I had an interesting discussion with one of my favorite customers the other day about setting the opening bid on Ebay. It's difficult to strike just the right number...low enough to bring in bids but not so low that you'll lose out should your item sell for just one bid. One of the thoughts was this; if the seller sets a very low opening bid consistently in their auctions it's possible to establish a customer base who would then in the future begin to raise the prices themselves. The buyer sets the price. I like that idea fine, I'm just not so sure about that 'in the future' bit...the seller would have to commit to the idea for several auctions. How long should one accept lower prices for their work? For the most part I have been opening at a price that I'm 'fairly' (let's be honest..I would like to see some bidding wars) happy with if it only sold at that price.

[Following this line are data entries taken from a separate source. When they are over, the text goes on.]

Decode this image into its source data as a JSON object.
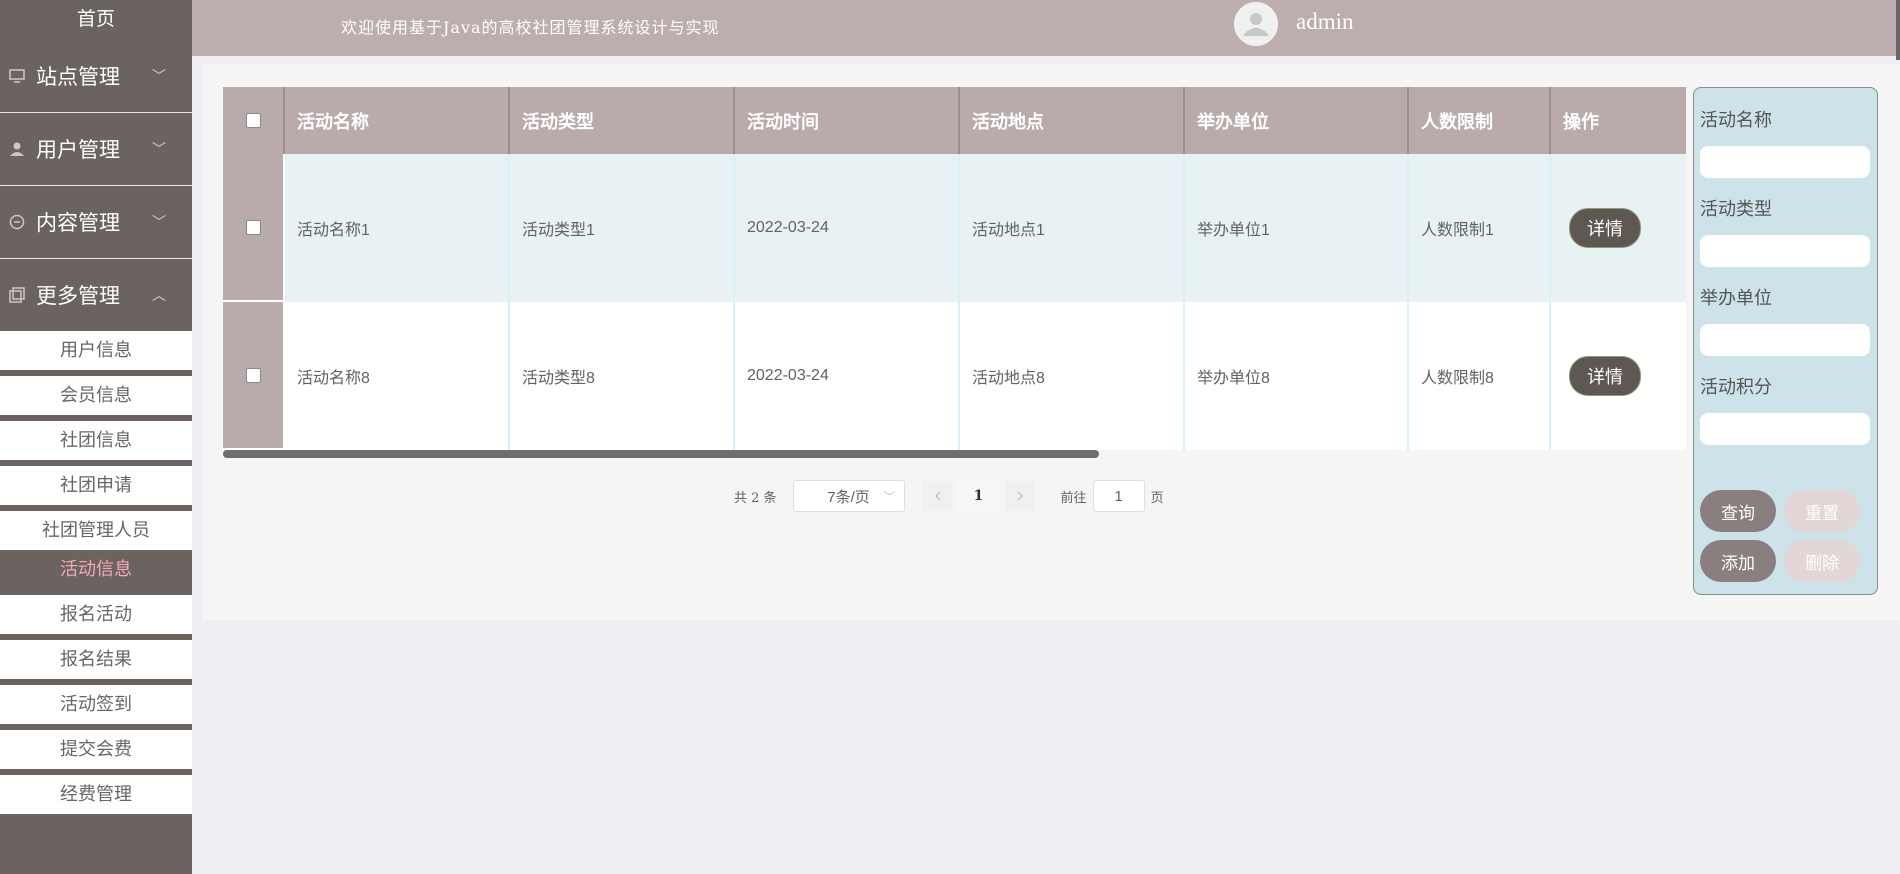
{
  "sidebar": {
    "home": "首页",
    "groups": [
      {
        "label": "站点管理",
        "icon": "monitor-icon"
      },
      {
        "label": "用户管理",
        "icon": "user-icon"
      },
      {
        "label": "内容管理",
        "icon": "chat-icon"
      },
      {
        "label": "更多管理",
        "icon": "copy-icon"
      }
    ],
    "sub_items": [
      "用户信息",
      "会员信息",
      "社团信息",
      "社团申请",
      "社团管理人员",
      "活动信息",
      "报名活动",
      "报名结果",
      "活动签到",
      "提交会费",
      "经费管理"
    ],
    "active_item": "活动信息"
  },
  "header": {
    "welcome": "欢迎使用基于Java的高校社团管理系统设计与实现",
    "username": "admin"
  },
  "table": {
    "columns": [
      "活动名称",
      "活动类型",
      "活动时间",
      "活动地点",
      "举办单位",
      "人数限制",
      "操作"
    ],
    "rows": [
      {
        "name": "活动名称1",
        "type": "活动类型1",
        "time": "2022-03-24",
        "place": "活动地点1",
        "org": "举办单位1",
        "limit": "人数限制1",
        "action": "详情"
      },
      {
        "name": "活动名称8",
        "type": "活动类型8",
        "time": "2022-03-24",
        "place": "活动地点8",
        "org": "举办单位8",
        "limit": "人数限制8",
        "action": "详情"
      }
    ]
  },
  "pagination": {
    "total": "共 2 条",
    "page_size": "7条/页",
    "current_page": "1",
    "goto_label": "前往",
    "goto_value": "1",
    "page_suffix": "页"
  },
  "search": {
    "labels": [
      "活动名称",
      "活动类型",
      "举办单位",
      "活动积分"
    ],
    "query": "查询",
    "reset": "重置",
    "add": "添加",
    "delete": "删除"
  },
  "colors": {
    "sidebar_bg": "#6b6360",
    "header_bg": "#bcaeae",
    "table_header_bg": "#b9abab",
    "active_text": "#f3a8b8",
    "panel_bg": "#cde2e9"
  }
}
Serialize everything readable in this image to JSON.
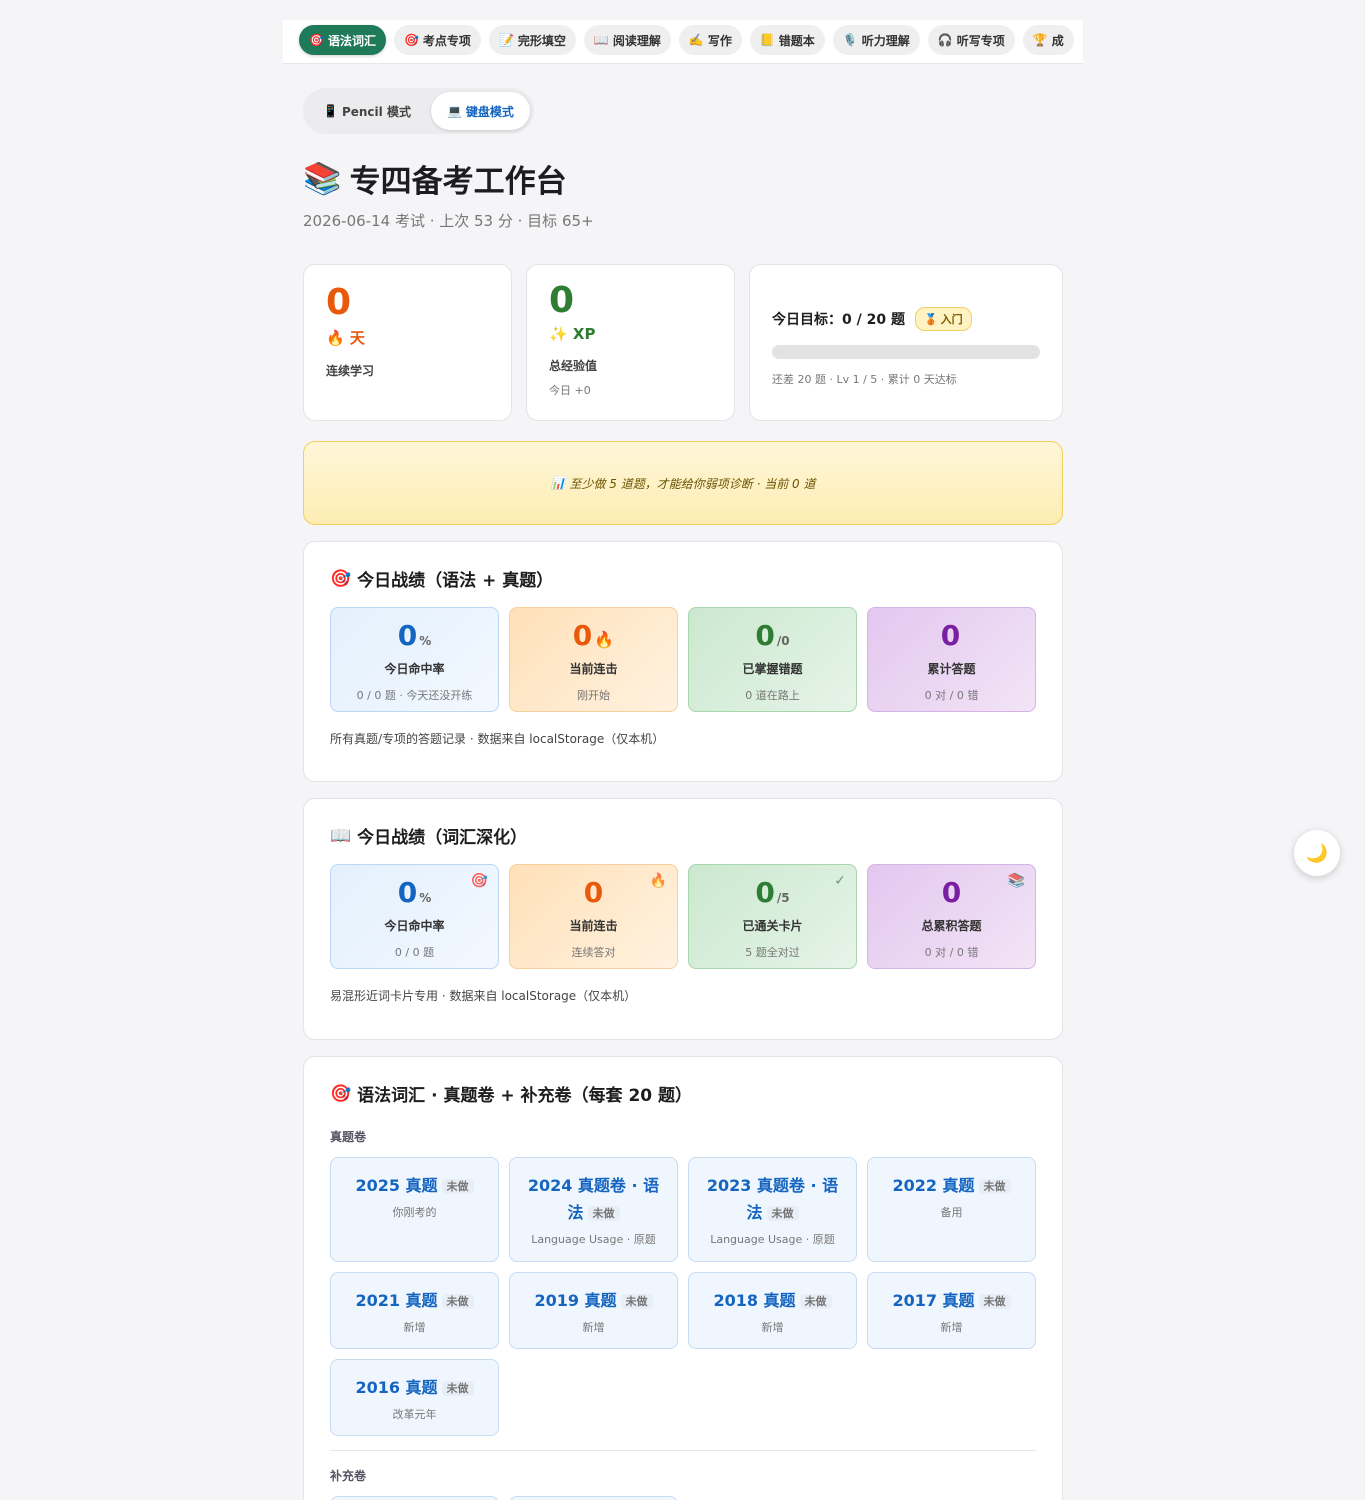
{
  "nav": {
    "tabs": [
      {
        "icon": "🎯",
        "label": "语法词汇",
        "active": true
      },
      {
        "icon": "🎯",
        "label": "考点专项"
      },
      {
        "icon": "📝",
        "label": "完形填空"
      },
      {
        "icon": "📖",
        "label": "阅读理解"
      },
      {
        "icon": "✍️",
        "label": "写作"
      },
      {
        "icon": "📒",
        "label": "错题本"
      },
      {
        "icon": "🎙️",
        "label": "听力理解"
      },
      {
        "icon": "🎧",
        "label": "听写专项"
      },
      {
        "icon": "🏆",
        "label": "成"
      }
    ]
  },
  "mode": {
    "pencil": {
      "icon": "📱",
      "label": "Pencil 模式"
    },
    "keyboard": {
      "icon": "💻",
      "label": "键盘模式"
    }
  },
  "header": {
    "icon": "📚",
    "title": "专四备考工作台",
    "subtitle": "2026-06-14 考试 · 上次 53 分 · 目标 65+"
  },
  "stats": {
    "streak": {
      "value": "0",
      "unit_icon": "🔥",
      "unit": "天",
      "label": "连续学习"
    },
    "xp": {
      "value": "0",
      "unit_icon": "✨",
      "unit": "XP",
      "label": "总经验值",
      "sub": "今日 +0"
    },
    "goal": {
      "label": "今日目标：",
      "value": "0 / 20 题",
      "badge_icon": "🥉",
      "badge": "入门",
      "progress": 0,
      "sub": "还差 20 题 · Lv 1 / 5 · 累计 0 天达标"
    }
  },
  "banner": {
    "icon": "📊",
    "text": "至少做 5 道题，才能给你弱项诊断 · 当前 0 道"
  },
  "grammar_today": {
    "icon": "🎯",
    "title": "今日战绩（语法 + 真题）",
    "metrics": [
      {
        "value": "0",
        "suffix": "%",
        "label": "今日命中率",
        "sub": "0 / 0 题 · 今天还没开练"
      },
      {
        "value": "0",
        "suffix": "🔥",
        "label": "当前连击",
        "sub": "刚开始"
      },
      {
        "value": "0",
        "suffix": "/0",
        "label": "已掌握错题",
        "sub": "0 道在路上"
      },
      {
        "value": "0",
        "suffix": "",
        "label": "累计答题",
        "sub": "0 对 / 0 错"
      }
    ],
    "note": "所有真题/专项的答题记录 · 数据来自 localStorage（仅本机）"
  },
  "vocab_today": {
    "icon": "📖",
    "title": "今日战绩（词汇深化）",
    "metrics": [
      {
        "value": "0",
        "suffix": "%",
        "label": "今日命中率",
        "sub": "0 / 0 题",
        "corner": "🎯"
      },
      {
        "value": "0",
        "suffix": "",
        "label": "当前连击",
        "sub": "连续答对",
        "corner": "🔥"
      },
      {
        "value": "0",
        "suffix": "/5",
        "label": "已通关卡片",
        "sub": "5 题全对过",
        "corner": "✓"
      },
      {
        "value": "0",
        "suffix": "",
        "label": "总累积答题",
        "sub": "0 对 / 0 错",
        "corner": "📚"
      }
    ],
    "note": "易混形近词卡片专用 · 数据来自 localStorage（仅本机）"
  },
  "papers": {
    "icon": "🎯",
    "title": "语法词汇 · 真题卷 + 补充卷（每套 20 题）",
    "real_label": "真题卷",
    "status": "未做",
    "real": [
      {
        "title": "2025 真题",
        "sub": "你刚考的"
      },
      {
        "title": "2024 真题卷 · 语法",
        "sub": "Language Usage · 原题"
      },
      {
        "title": "2023 真题卷 · 语法",
        "sub": "Language Usage · 原题"
      },
      {
        "title": "2022 真题",
        "sub": "备用"
      },
      {
        "title": "2021 真题",
        "sub": "新增"
      },
      {
        "title": "2019 真题",
        "sub": "新增"
      },
      {
        "title": "2018 真题",
        "sub": "新增"
      },
      {
        "title": "2017 真题",
        "sub": "新增"
      },
      {
        "title": "2016 真题",
        "sub": "改革元年"
      }
    ],
    "supp_label": "补充卷"
  },
  "theme_toggle": {
    "icon": "🌙"
  },
  "colors": {
    "accent": "#1f7a5a",
    "link": "#1565c0",
    "streak": "#e8590c",
    "xp": "#2e7d32"
  }
}
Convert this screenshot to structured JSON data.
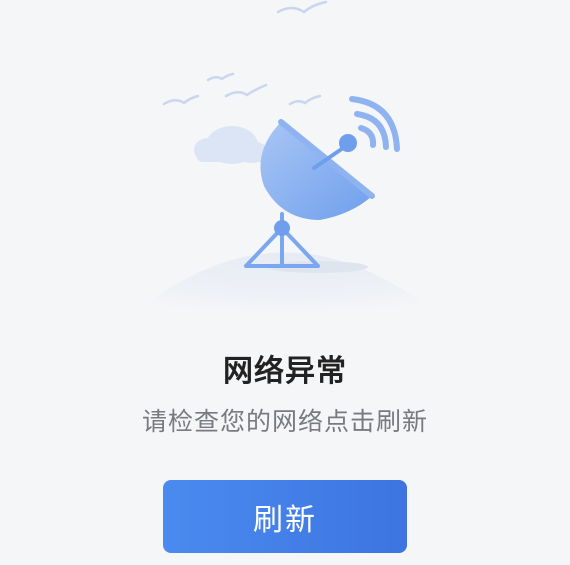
{
  "error_state": {
    "illustration_icon": "satellite-dish-icon",
    "title": "网络异常",
    "message": "请检查您的网络点击刷新",
    "refresh_label": "刷新"
  },
  "colors": {
    "background": "#f5f6f8",
    "title": "#222222",
    "message": "#777a80",
    "button_start": "#4a8bf0",
    "button_end": "#3d74e0",
    "button_text": "#ffffff",
    "illustration_blue": "#6fa0ec"
  }
}
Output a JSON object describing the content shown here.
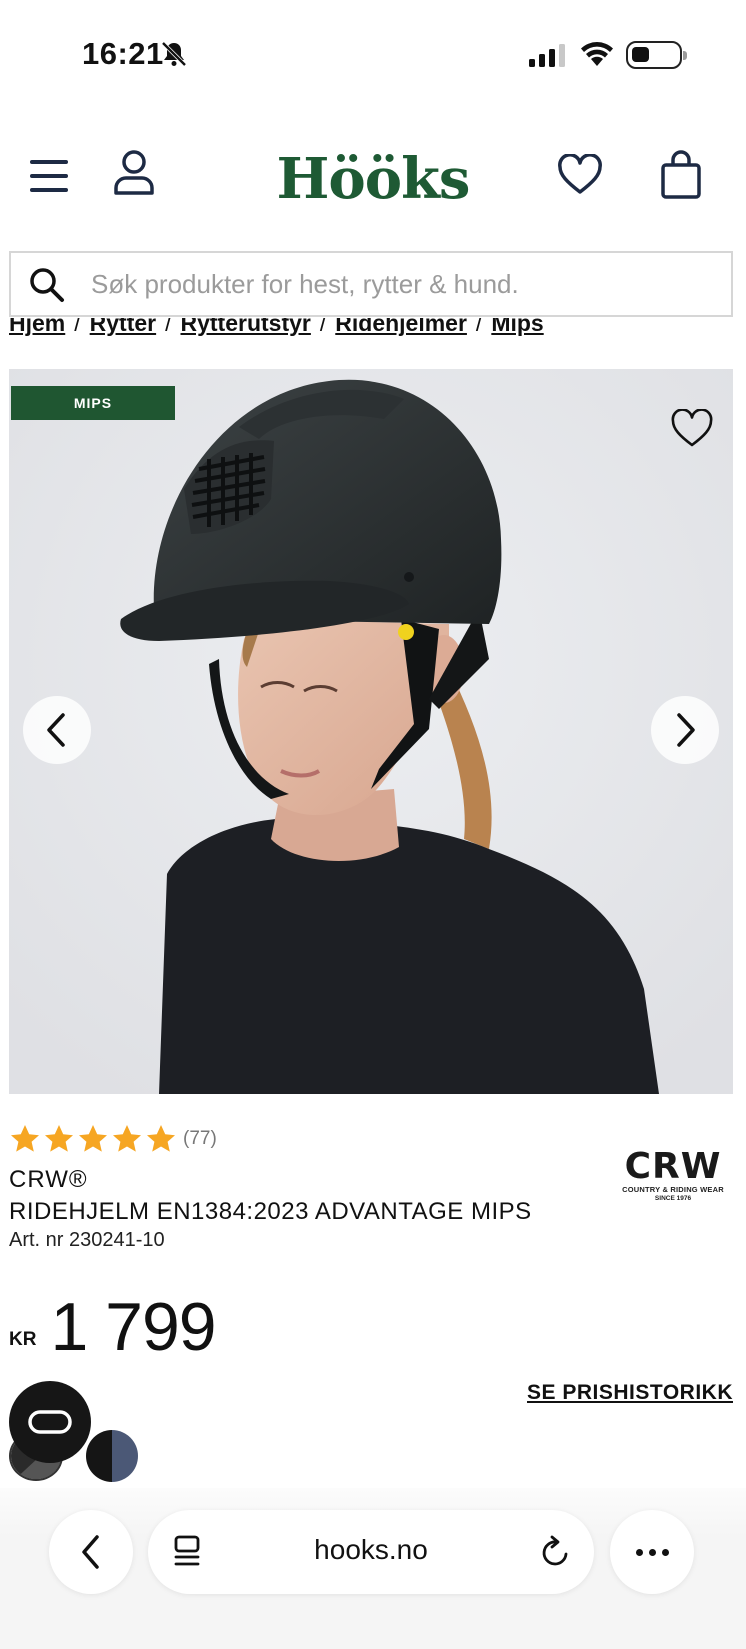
{
  "status_bar": {
    "time": "16:21"
  },
  "header": {
    "logo": "Hööks",
    "brand_color": "#1e5a34"
  },
  "search": {
    "placeholder": "Søk produkter for hest, rytter & hund.",
    "value": ""
  },
  "breadcrumb": [
    "Hjem",
    "Rytter",
    "Rytterutstyr",
    "Ridehjelmer",
    "Mips"
  ],
  "product": {
    "badge": "MIPS",
    "badge_color": "#1f5631",
    "rating_stars": 5,
    "star_color": "#f6a623",
    "review_count": "(77)",
    "brand": "CRW®",
    "title": "RIDEHJELM EN1384:2023 ADVANTAGE MIPS",
    "article_number": "Art. nr 230241-10",
    "price_currency": "KR",
    "price_value": "1 799",
    "price_history_link": "SE PRISHISTORIKK",
    "brand_logo": {
      "mark": "CRW",
      "sub": "COUNTRY & RIDING WEAR",
      "since": "SINCE 1976"
    },
    "swatches": [
      "black",
      "black/navy"
    ]
  },
  "icons": {
    "menu": "menu-icon",
    "account": "account-icon",
    "wishlist": "heart-icon",
    "bag": "shopping-bag-icon",
    "search": "search-icon",
    "prev": "chevron-left-icon",
    "next": "chevron-right-icon",
    "chat": "chat-icon"
  },
  "browser": {
    "url": "hooks.no"
  }
}
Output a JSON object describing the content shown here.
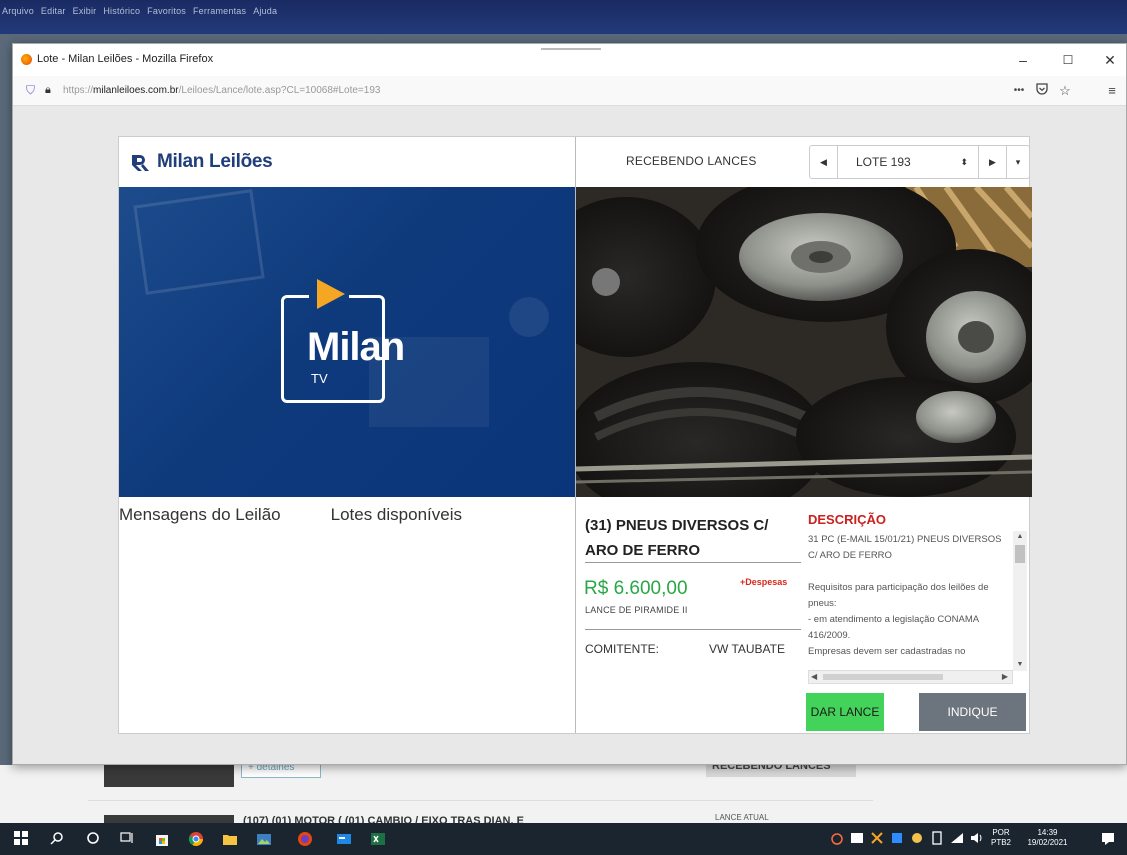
{
  "background": {
    "menubar_items": [
      "Arquivo",
      "Editar",
      "Exibir",
      "Histórico",
      "Favoritos",
      "Ferramentas",
      "Ajuda"
    ],
    "detalhes_button": "+ detalhes",
    "status_badge": "RECEBENDO LANCES",
    "next_lot_title": "(107)  (01) MOTOR ( (01) CAMBIO / EIXO TRAS DIAN. E",
    "lance_atual_label": "LANCE ATUAL"
  },
  "browser": {
    "window_title": "Lote - Milan Leilões - Mozilla Firefox",
    "url_prefix": "https://",
    "url_domain": "milanleiloes.com.br",
    "url_path": "/Leiloes/Lance/lote.asp?CL=10068#Lote=193",
    "page_actions_icon": "•••",
    "pocket_icon": "pocket-icon",
    "bookmark_icon": "star-icon",
    "menu_icon": "hamburger-menu-icon"
  },
  "brand": {
    "name": "Milan Leilões",
    "video_logo_word": "Milan",
    "video_logo_sub": "TV",
    "accent_color": "#1f3e7a",
    "play_color": "#f5a623"
  },
  "tabs": [
    "Mensagens do Leilão",
    "Lotes disponíveis"
  ],
  "lot_header": {
    "status": "RECEBENDO LANCES",
    "lot_select": "LOTE 193"
  },
  "lot": {
    "title": "(31) PNEUS DIVERSOS C/ ARO DE FERRO",
    "price": "R$ 6.600,00",
    "despesas": "+Despesas",
    "lance_type": "LANCE DE PIRAMIDE II",
    "comitente_label": "COMITENTE:",
    "comitente_value": "VW TAUBATE",
    "price_color": "#28a745",
    "despesas_color": "#d9261c"
  },
  "description": {
    "heading": "DESCRIÇÃO",
    "line1": "31 PC (E-MAIL 15/01/21) PNEUS DIVERSOS C/ ARO DE FERRO",
    "line2": "Requisitos para participação dos leilões de pneus:",
    "line3": "- em atendimento a legislação CONAMA 416/2009.",
    "line4": "Empresas devem ser cadastradas no"
  },
  "actions": {
    "bid_button": "DAR LANCE",
    "refer_button": "INDIQUE",
    "bid_color": "#44d35a",
    "refer_color": "#6c757d"
  },
  "taskbar": {
    "language": "POR",
    "language_sub": "PTB2",
    "time": "14:39",
    "date": "19/02/2021"
  }
}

This discussion has been hashed over and over again among artists in the field...we're all of varied opinions, and thats reflected in our auctions. I would like to try the low low opening bid theory but I just don't have the guts...hmmm, do you suppose that could mean I don't have faith in my own work?! I hope not.
I like to think it means that I value my time and what few skills I've managed to glean in the time that I've been working with this magical, elusive medium. That sounds much better..
For you guys commenting...I did not realize that I had to okay it before it was published, so sorry about that and thanks for participating! I love it.
I'm just redeeming myself today with a quickie shot of my lovely desk all primed for productivity.
There is a story about that desk..
A good friend of mine let me know that someones parents were moving into a care home and the children were selling some of their belongings, one of which was this desk. I went out to take a look. The address turned out to be a little mobile home. There were boxes of belongings and worn furniture so stacked you could barely get around. It struck me how sad it must be to have to pack your life up like that. I don't know...maybe they were quite satisfied with the arrangement. I do tend to fantasize... anyway. I liked the desk..I liked that it was a rolltop and all my work could be covered without putting anything away. Very cool feature. I got it home and was cleaning it out. There in the back of one of the drawers was the tiniest slip of paper and of course I was curious..I pulled it with my nail and it slid out. It was a hand drawn pattern for what looked to be either a quilt piece or maybe a little doll boot. But it was all I needed to seal the deal on that desk. I put it back and there it has remained with my own creative designs. I figured it was good karma.
Today is going to be a work day..and not a fun work day like turning on my torch and burning glass work day, but a scrub the floor kind of work day.
I'm not fond of cleaning my house. I do like the results though so today has to be a work day. Unfortunately.
In all of your wide world travels have you ever come across the FlyLady? Lofty thoughts but..staying organized just does not happen for some people. We must actually like things a little chaotic. I go through cycles it seems, and I have a need right now for some orderly rows and matched towels... I need the Fly Lady.
My studio got cleaned up enough for me to dig out some rods of silver glass I'd tucked away a couple of months ago. Not that is was that messy. I just happened to spy them at the bottom of my upturned wine crate (great flea market find last summer..) This glass is a little difficult to work to its greatest potential and I'd given up on it back then. I'm not sure what has changed but I could see while I was creating the beads that I was getting some fantastic color....muted shades of pinky purples and bronze. I held my breath until they were done cooking(all of my work is kiln annealed, of course..)..and yep. They're quite lovely. Now I wonder if I can do it again...